George Osborne’s budget brought some welcome news for the rail industry. The Chancellor announced that the government could now afford to invest an additional £200 million in the UK’s regional railways.
The £85 million Ordsall Chord scheme, which links the two Manchester mainline stations of Piccadilly and Victoria, will now go ahead. This will reduce considerably the journey times between Leeds and Liverpool. (more…)
Over the past ten years, we have seen major changes in the way our clients fill their temporary staffing requirements. What was once an uncontrolled local activity is now a highly transparent and process driven activity.
We now have a market that provides recruitment solutions such as Managed Services Programmes (MSP) and Preferred Supplier Lists (PSL). But how do clients know which one is best for their business? (more…)
As if the Japanese people didn’t have enough to worry about after last week’s horrendous earthquake and Tsunami, they now have the nuclear threat to contend with. (more…)
The government has now published its vision for developing a sustainable environment for the UK.
Mainstreaming Sustainable Development sets out the coalition’s plans to deliver sustainability at the same time as increasing economic growth and reducing the fiscal deficit. (more…)
Have you seen Japan’s newest bullet train yet? Over 1000 people gathered at Tokyo Station to see the debut of Japan’s newest bullet train earlier this week, which has a maximum speed of 300km an hour. Click below to watch a video of the launch.
The world has been making use of energy from the wind for thousands of years. As early as 5000 B.C. it is believed that boatmen on the Nile realised the value of wind to power their sailing vessels.
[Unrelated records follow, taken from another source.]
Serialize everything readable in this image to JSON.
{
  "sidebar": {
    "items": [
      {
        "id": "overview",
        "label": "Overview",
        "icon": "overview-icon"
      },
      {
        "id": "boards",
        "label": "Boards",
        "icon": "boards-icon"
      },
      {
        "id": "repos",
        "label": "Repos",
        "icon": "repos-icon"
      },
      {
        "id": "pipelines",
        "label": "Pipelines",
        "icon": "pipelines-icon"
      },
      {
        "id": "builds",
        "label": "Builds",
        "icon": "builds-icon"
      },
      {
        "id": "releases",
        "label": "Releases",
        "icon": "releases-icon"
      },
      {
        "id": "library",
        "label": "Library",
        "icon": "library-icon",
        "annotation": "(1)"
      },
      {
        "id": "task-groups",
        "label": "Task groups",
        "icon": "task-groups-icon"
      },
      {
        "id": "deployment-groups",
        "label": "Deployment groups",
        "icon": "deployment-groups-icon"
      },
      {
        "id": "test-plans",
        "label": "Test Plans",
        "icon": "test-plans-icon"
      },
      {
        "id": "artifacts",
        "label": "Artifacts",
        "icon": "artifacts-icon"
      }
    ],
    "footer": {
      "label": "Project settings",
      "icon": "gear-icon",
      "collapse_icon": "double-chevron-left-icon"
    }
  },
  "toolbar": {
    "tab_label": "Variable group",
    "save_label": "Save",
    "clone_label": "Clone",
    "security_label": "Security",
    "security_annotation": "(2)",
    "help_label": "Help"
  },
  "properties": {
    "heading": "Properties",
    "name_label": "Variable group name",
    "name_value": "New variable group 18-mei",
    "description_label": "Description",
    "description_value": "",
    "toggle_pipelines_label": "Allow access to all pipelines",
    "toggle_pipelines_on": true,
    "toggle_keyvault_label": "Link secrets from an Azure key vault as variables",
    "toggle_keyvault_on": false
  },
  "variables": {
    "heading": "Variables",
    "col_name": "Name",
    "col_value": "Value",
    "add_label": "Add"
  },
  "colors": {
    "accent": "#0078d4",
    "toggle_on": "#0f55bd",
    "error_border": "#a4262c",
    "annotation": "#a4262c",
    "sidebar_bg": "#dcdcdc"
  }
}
Windmills were first used in Persia and then in China around 200 B.C. Europe was slower to adopt the technology and the first windmill didn’t go into action in the UK until 1185, with European windmills being used to grind grain and pump water. However, they started to fade into obscurity during the industrial revolution when it was discovered that there were more efficient ways to produce power. (more…)
If the UK is going to successfully reduce its carbon emission targets, something has to be done to overcome the current skills shortages.
In the dim and distant past, the UK made prolific use of child labour to do the jobs no-one else wanted to do. Luckily, that system has long since been outlawed. We also had apprenticeship schemes, which were an excellent way of providing young men with the skills necessary to carry out a trade. (more…)
Rail travellers often suffer during bad weather and last December’s cold snap was no exception. A study carried out by the Office of Rail Regulation found that both Network Rail and the train operators performed badly over the period.
The problem was made worse by train companies adopting different approaches to passenger information even though they were using the same lines. Operators also failed to coordinate emergency timetables, adding yet more confusion to passengers.
At stations, passengers faced a confusing array of information, from destination boards to tannoy announcements, which left them with no idea when, or even if, trains were running. The report claimed that wildly inaccurate information was being given in some instances because the latest train timetables were not fed into the information system which stations rely on. (more…)